Nothing, some private organisations may require an Eircode in the future so if you choose not to use Eircode you may not be able to purchase/deal with these companies.
For Government organisations it is not planned to be mandatory. If a private organiastion wishes to make it mandatory, it is up to them.
There are many benefits to using an Eircode, such as allowing delivery and service companies to accurately identify addresses so your deliveries get to the right location and making it easier to shop online. It also makes it quicker and easier for medical emergency services to locate addresses.
The National Ambulance Service ​now uses Eircodes with their new dispatch system, providing your Eircode with your address will enable the National Ambulance Service to very quickly identify your exact location. 
The Fire service and An Garda Síochána plan to use Eircodes and may do so as their dispatch systems are upgraded over the coming years.
An Eircode will be used as an addition to the address and not as a replacement, so all emergency services will always ask for the address.
There is no personal data on the Eircode database or Eircode Finder. It does include business names, which in some cases can be the name of an individual, particularly for small businesses or sole traders.

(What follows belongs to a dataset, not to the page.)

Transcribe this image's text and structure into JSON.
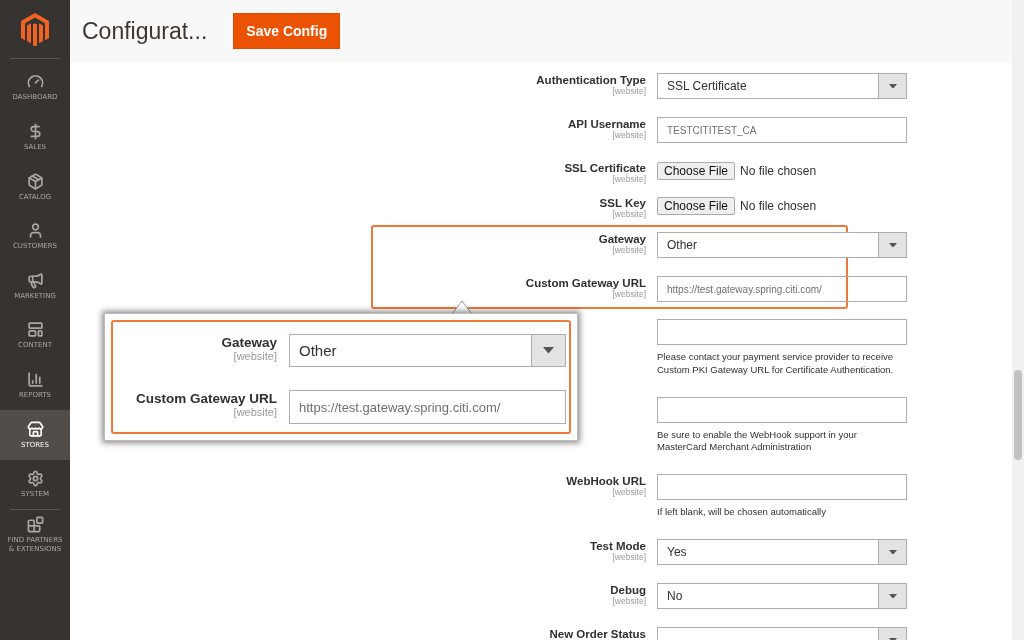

The information shown on the Eircode Finder is based on information received from An Post GeoDirectory.
A postal address list exists already. This information has no personal information.
All organisations who deal with data already have an obligation to comply with data protection obligations. This does not change with the introduction of Eircode.
Eircode will not be linking any personal or sensitive information with the Eircode. Organisations that you have given data to and agreed to share information may add the Eircode to your address field to enable efficiencies in their business. This process is not in any way connected to Eircode and you and your rights with data are protected by law with or without an Eircode.
An Eircode will provide an address and a location for that address. People should only give their Eircode to people or companies that they would be happy to give their address to.
No – The Eircode database only contains addresses – it does not contain people's names.  You should only provide your Eircode to companies and people who you are happy to provide your address to.
The Eircode database does not hold personal information i.e. people's names are not included. The database is a list of all the addresses in Ireland, the associated Eircode and the coordinates.
The Eircode licence will set out strict conditions to safeguard against the illegal use of Eircodes. The use of Eircodes in conjunction with personal data will be subject to data protection legislation.
Many retailers and organisations are busy updating their systems to recognise and accept an Eircode. Overtime, you will see more organisations requesting an Eircode and accepting it.

Miscellaneous

Eircode is the name that has been chosen for the national postcode system in Ireland. Other countries have different naming conventions. In the US they are called 'zip codes', in France 'code postal'  is used, in Germany the abbreviated 'PLZ' is used and in the UK the term 'postcode' is used.
Eircode will not be setting up or endorsing a postcode lottery.
For queries please email us at hello@eircode.ie or submit a query. You can also write to us at:

Block C
Maynooth Business Campus
Maynooth
Co. Kildare
W23 F854.
telecommunications-utilitiesCalling from within Ireland:         0818 300 005
telecommunications-utilities  Calling from outside of Ireland:  +353 1 901 2232